PERTH, May 15: Though China has imposed punitive trade restrictions on Australian coal, barley, meat and wine, it is spending more than ever on Australian imports.
Helen Clark, writing in Asia Times said that those who worry about Beijing’s resultant leverage over Australia may feel vindicated after the travails of 2020 and 2021. The trade war rooted in geopolitics hasn’t hurt the Australian economy or its crucial commodity exports, she said. Indeed, China is spending more than ever on imports from Australia, given its reliance on iron ore and liquefied natural gas (LNG), two commodities commanding ever-higher prices on global markets and for which Australia is the world’s largest exporter.
So far China has hit Australian coal, barley, meat, lobsters and wine with punitive trade measures, a tit for tat response to Australia’s call for an independent investigation into the origins of the Covid-19 pandemic that by all credible accounts started in Wuhan, China.
Meanwhile, Australia’s AD 1 billion wine export industry reported a 96 per cent drop in exports in the first quarter of 2021 after Chinese anti-dumping sanctions hit profits in the fourth quarter of 2020.
After the recent announcement of an “indefinite” halt of the China-Australia Strategic Economic Dialogue, China is now apparently moving beyond beef and booze to target Australian LNG exports.
But Australian deliveries to China have actually been growing this year with 29 cargoes in February, 37 in March and 43 in April. Based on tracking data, the 43 cargoes delivered from Australia to China in April were just short of a record, Adelaide consultancy EnergyQuest said in its April monthly LNG and gas report released on May 14.
Commodities commentators, meanwhile, say a Chinese move against LNG imports from Australia would mark a major escalation in their trade war.
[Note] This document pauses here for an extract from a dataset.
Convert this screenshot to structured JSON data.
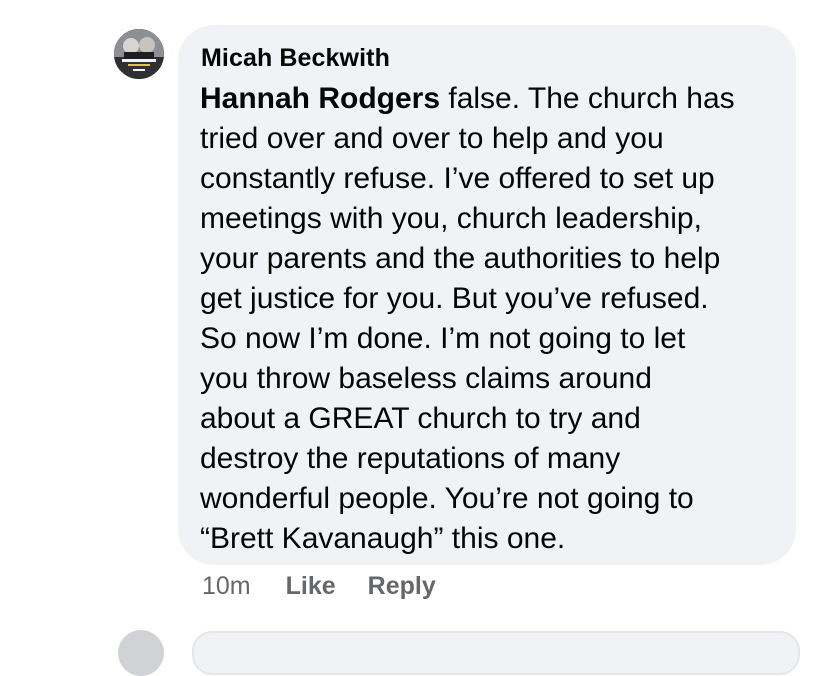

Australia is China’s single largest supplier of LNG; China and Japan vary month to month as the largest importer of the fuel.
To be sure, Australian coal has taken a hit. Australian cargoes have not been allowed into China – the world’s biggest importer – for close to a year, prompting calls for a reasoned diplomatic resolution, said Clark.
The coal dispute that began years ago under Prime Ministers Tony Abbott and Malcolm Turnbull has festered since under Scott Morrison through a series of go-nowhere resets.
Commodities commentator Clyde Russell says China’s coal imports were down by 20.5 per cent in April over the prior month and fell almost 30 per cent over a year ago. China is paying twice as much for Russian coal of the same caloric value as that produced in New South Wales. China is also taking more coal of a lesser grade from Indonesia.
Meanwhile, Australian coal producers are starting to pivot to other markets, including India, the world’s second-largest importer. India’s imports of Australian coal hit a record high of 6.75 million tonnes in January, before the country’s Covid catastrophe took hold.
Australia’s thermal coal exports to India were 1.87 million tonnes in December 2020, up 450 per cent from 340,000 tonnes in December 2019, according to data from commodity price reporting agency Argus.
Further, Australia has Free Trade Agreements (FTAs) with major Asian economies Singapore (2003), Thailand (2005), Malaysia (2013) Korea (2014), Japan (2015) Indonesia (2019) and Hong Kong (2020). It is now working towards one with India, reported Asia Times.
Australia and China signed their free trade agreement, the ChAFTA, in December 2015 after years of protracted negotiations.
For Australia, it was predicated on the evergreen promise of access to China’s growing middle class and, outside of bulk commodities, higher-end shipments like wine and eventually services.
Fast forward to the present, it’s not working out that way. China has already warned its students may not return to Australia, threatening to withhold its single largest source of full tuition-paying foreign students, wrote Clark.
Current Defence Minister Peter Dutton recently promised to look over all states’ agreements with China, including the highly controversial Port of Darwin 99-year lease held by Chinese company Landbridge Group.
Cancellation of the contract, EnergyQuest has suggested, could force China into a tit-for-tat in LNG contracts, wrote Clark.
Canberra has already nixed a 2018 agreement Victoria made with China to participate in the Belt and Road Initiative, while the latest sally is that China-funded Confucius Institutes may face closure under a new veto bill.